In order to balance out their lost profits, many gambling operators are passing some of the burden onto their customers by raising the cost of their services. Most are doing so indirectly, with a reduction in welcome bonuses, loyalty rewards and player comps. Some are even going so far as to cut the odds on their games, so the house takes a higher cut, and decreasing the prizes available. Players might find that their favourite game is suddenly less profitable, or their membership carries less perks, thanks to the higher tax rates.

Can online casinos weather this storm?

Online gambling is increasingly popular, with a huge number of online casinos establishing themselves in the past decade. From sports betting to live casino tables, many players are opting to place their bets online, via their computer or mobile phone, instead of attending a physical casino or bookmaker. Games are available around the clock, and can be played anywhere there is an internet connection. There are thousands of different game types – from online video slots to live bingo games – and many unique rewards and bonuses.
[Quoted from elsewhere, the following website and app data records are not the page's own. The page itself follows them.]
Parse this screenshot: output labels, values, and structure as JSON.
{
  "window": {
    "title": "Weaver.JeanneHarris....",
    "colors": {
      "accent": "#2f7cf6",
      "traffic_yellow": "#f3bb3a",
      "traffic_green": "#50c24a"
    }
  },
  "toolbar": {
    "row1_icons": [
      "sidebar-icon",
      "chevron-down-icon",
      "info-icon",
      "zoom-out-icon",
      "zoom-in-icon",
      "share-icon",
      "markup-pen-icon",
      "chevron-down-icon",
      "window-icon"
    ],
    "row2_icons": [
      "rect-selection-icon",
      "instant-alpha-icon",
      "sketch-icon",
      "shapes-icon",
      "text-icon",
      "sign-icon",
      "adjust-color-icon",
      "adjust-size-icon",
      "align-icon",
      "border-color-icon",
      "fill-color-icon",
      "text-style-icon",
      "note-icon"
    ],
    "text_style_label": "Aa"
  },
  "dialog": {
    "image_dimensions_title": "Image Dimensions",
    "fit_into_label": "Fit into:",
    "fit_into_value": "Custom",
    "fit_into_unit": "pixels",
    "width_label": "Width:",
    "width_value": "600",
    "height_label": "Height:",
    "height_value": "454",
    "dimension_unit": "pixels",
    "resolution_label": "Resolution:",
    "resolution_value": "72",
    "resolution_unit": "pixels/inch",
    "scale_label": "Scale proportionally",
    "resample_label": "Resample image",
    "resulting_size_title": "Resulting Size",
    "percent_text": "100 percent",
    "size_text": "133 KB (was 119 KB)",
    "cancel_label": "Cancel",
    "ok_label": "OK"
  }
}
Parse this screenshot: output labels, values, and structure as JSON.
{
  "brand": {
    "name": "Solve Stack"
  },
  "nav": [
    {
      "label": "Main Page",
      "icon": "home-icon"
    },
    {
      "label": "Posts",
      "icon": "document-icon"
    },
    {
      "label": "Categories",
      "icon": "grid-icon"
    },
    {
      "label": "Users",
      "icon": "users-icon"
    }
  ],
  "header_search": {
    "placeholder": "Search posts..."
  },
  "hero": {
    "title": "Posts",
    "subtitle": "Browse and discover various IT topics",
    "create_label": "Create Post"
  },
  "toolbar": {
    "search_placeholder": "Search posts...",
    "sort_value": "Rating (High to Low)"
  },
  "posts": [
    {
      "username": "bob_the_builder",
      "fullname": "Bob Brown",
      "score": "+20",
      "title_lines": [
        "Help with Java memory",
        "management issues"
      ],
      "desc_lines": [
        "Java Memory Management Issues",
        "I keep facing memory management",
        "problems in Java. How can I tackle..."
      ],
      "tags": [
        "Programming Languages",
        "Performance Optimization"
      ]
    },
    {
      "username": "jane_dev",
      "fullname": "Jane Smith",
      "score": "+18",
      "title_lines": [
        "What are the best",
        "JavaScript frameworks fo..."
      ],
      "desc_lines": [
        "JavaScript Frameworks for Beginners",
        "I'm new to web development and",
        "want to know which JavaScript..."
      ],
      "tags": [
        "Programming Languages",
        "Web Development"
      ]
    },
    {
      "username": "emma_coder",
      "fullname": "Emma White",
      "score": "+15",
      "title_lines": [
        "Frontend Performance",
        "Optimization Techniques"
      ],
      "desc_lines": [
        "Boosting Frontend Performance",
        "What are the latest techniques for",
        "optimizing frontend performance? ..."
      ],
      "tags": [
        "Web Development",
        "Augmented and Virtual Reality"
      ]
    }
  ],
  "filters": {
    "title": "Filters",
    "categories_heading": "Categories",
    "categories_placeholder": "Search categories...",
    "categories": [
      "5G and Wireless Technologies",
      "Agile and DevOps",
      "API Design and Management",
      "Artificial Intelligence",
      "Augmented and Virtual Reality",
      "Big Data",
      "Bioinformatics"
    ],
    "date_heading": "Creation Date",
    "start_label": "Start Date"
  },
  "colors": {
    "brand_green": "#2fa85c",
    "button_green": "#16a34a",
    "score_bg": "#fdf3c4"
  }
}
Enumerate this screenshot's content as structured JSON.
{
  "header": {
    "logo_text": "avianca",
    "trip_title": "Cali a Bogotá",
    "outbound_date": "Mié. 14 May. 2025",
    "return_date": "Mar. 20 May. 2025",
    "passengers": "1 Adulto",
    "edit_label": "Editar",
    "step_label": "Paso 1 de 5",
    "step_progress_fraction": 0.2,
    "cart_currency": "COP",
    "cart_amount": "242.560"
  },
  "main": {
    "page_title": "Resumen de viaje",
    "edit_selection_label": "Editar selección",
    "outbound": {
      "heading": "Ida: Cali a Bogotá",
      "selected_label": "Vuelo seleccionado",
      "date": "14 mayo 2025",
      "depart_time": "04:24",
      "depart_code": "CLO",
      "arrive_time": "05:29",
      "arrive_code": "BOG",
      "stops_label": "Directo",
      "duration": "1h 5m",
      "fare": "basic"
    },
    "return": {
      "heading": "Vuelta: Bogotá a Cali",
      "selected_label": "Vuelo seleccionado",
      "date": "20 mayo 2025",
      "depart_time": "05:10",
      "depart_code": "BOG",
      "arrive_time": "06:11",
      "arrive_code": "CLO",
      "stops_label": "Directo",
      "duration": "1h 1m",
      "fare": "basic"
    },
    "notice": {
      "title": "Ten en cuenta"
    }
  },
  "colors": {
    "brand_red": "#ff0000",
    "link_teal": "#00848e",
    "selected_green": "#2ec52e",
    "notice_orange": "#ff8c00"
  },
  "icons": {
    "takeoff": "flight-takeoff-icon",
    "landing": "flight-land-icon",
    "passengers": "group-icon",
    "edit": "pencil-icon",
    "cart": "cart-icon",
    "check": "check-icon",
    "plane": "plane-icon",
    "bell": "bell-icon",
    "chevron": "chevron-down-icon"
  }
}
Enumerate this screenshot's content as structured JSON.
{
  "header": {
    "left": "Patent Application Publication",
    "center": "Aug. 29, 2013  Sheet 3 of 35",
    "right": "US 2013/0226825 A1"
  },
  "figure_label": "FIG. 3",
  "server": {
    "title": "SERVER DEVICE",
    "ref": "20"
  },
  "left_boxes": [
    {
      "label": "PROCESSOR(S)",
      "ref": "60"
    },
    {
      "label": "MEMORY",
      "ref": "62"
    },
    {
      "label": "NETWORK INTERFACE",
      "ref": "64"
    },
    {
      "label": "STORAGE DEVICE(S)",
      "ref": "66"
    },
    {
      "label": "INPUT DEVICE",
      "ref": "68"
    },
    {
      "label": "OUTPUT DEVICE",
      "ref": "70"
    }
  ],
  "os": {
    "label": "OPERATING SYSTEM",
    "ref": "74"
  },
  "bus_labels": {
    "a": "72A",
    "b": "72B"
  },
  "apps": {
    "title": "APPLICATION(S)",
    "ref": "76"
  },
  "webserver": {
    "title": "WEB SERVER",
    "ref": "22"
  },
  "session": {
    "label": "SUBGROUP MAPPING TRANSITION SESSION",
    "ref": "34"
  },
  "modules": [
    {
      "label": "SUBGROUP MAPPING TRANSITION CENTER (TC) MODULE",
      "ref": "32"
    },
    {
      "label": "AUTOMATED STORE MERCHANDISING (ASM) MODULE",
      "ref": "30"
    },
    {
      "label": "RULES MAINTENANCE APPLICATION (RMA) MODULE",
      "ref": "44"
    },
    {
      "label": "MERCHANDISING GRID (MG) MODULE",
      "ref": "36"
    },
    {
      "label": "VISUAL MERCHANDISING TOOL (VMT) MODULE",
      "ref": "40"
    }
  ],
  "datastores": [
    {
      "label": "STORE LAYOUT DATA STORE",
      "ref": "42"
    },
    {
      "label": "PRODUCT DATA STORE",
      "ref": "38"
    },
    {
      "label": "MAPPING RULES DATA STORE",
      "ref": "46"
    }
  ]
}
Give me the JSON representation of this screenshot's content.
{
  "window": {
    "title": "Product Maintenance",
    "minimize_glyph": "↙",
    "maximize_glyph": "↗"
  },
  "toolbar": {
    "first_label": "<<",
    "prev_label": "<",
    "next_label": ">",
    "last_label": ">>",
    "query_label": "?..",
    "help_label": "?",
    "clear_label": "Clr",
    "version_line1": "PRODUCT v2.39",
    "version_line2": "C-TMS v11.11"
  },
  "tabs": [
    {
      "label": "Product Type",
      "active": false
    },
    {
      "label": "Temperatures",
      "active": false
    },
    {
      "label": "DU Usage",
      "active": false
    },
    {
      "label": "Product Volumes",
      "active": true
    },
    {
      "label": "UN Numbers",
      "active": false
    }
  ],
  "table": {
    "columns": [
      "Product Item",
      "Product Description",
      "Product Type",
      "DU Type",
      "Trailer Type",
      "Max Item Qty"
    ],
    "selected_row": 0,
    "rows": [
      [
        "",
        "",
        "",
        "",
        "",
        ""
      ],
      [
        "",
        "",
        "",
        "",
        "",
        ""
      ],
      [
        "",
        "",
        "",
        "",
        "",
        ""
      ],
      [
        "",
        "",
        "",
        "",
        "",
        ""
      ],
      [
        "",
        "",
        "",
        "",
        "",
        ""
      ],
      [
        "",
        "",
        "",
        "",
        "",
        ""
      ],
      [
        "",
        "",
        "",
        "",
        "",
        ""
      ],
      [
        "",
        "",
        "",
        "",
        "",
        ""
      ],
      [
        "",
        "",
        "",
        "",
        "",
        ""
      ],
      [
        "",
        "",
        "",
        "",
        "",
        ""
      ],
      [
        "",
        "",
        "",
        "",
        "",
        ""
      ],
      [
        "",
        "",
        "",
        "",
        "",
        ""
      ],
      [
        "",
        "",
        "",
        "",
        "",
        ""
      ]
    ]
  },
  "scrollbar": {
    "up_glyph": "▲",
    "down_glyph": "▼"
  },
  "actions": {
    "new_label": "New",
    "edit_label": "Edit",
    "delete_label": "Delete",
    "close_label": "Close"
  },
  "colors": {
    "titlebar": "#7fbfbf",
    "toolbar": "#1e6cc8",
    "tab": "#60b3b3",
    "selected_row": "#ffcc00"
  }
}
Even with the raised taxes, subsequent losses and increased prices, the online casino industry is expected to hold strong and retain players ver the coming months and years. New and advanced games, plus the convenience of mobile play, are key reasons why UK gamblers will keep flocking to their favourite casinos, regardless of the price increase. However, if the industry is hit by further taxes in future, the impact could be devastating for both small independent companies, and the country’s biggest names in online gambling.